A shade of sweetness emerged from a creamy bowl of mushroom-and-asparagus soup, one of the better starters I ordered, and adobo-rubbed chicken scored with crisp skin, and outstanding sweet potato risotto.
The chef’s new portmanteau—Medilatino—aptly describes his fusion cuisine, but Lazzarini, during his first menu run, was not firing very much beyond ordinary. Which, considering Lazzarini’s clout as the young, envelope-pushing visionary, was disappointing.
Though the ’Teca’s menu sounded very exotic and alluring (to the tune of West African fufu, and Peruvian aji amarillo), it lacked balance and felt stymied by too many crusted, coated, breaded and fried dishes.
His amended menu, I’m happy to say, was a welcome return to form. I also appreciated how he chose not to fiddle with lunch selections, which, despite scant crowds during my lunch visits, were quite good. The tabbouleh salad hit all of its marks with sweet, homemade Greek yogurt mingling with baby spinach and roasted red peppers and feta cheese.
And the Vinoteca sliders—a dynamic duo of chorizo and lamb morsels on brioche buns—erupted with flavor. Even a dab of guava-sweetened barbecue sauce for dipping matchstick fries impressed.

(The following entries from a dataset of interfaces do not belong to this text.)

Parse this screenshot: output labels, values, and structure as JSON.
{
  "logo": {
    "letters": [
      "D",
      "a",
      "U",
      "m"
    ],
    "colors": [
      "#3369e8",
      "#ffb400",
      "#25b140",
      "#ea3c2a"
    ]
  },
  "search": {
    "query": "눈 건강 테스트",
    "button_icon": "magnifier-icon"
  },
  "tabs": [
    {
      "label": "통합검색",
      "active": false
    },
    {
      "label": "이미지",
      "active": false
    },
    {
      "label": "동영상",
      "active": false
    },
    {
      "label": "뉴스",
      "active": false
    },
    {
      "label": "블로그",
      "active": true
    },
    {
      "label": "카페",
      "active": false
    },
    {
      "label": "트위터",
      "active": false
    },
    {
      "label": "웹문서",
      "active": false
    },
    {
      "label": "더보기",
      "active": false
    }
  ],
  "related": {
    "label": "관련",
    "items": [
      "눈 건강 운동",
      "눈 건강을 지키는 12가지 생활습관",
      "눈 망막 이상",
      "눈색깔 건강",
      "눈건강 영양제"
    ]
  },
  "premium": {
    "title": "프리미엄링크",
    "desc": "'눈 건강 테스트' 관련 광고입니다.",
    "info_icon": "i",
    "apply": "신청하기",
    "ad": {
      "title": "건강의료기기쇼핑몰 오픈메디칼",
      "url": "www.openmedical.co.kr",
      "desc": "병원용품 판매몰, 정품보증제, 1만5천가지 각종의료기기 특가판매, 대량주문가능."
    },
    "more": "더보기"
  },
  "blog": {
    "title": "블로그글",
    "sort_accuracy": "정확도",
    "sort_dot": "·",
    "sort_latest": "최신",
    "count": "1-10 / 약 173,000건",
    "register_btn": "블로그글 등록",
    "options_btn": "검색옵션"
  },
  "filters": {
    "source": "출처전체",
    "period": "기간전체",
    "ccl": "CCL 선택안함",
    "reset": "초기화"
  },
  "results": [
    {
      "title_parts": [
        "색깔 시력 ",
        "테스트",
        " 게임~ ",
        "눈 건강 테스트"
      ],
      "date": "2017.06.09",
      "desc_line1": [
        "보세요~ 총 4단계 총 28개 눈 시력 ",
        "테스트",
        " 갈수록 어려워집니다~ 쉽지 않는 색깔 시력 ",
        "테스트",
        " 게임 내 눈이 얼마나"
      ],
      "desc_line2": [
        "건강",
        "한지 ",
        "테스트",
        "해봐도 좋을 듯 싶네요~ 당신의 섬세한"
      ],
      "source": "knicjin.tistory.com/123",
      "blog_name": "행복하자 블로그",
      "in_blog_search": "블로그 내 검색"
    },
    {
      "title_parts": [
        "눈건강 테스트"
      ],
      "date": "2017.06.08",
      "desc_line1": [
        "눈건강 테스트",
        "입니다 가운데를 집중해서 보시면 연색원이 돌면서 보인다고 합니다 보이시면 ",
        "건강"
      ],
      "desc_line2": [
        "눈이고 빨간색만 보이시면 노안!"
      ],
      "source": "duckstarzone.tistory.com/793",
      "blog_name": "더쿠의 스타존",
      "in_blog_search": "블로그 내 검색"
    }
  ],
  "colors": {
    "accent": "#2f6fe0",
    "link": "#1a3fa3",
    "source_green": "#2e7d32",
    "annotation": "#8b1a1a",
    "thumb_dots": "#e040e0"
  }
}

Vinoteca represents an outstanding opportunity. Lazzarini proved with Orillas that LoMa can support upscale ethnic dining. Another victory, despite a few stumbles out of the gate, is attainable.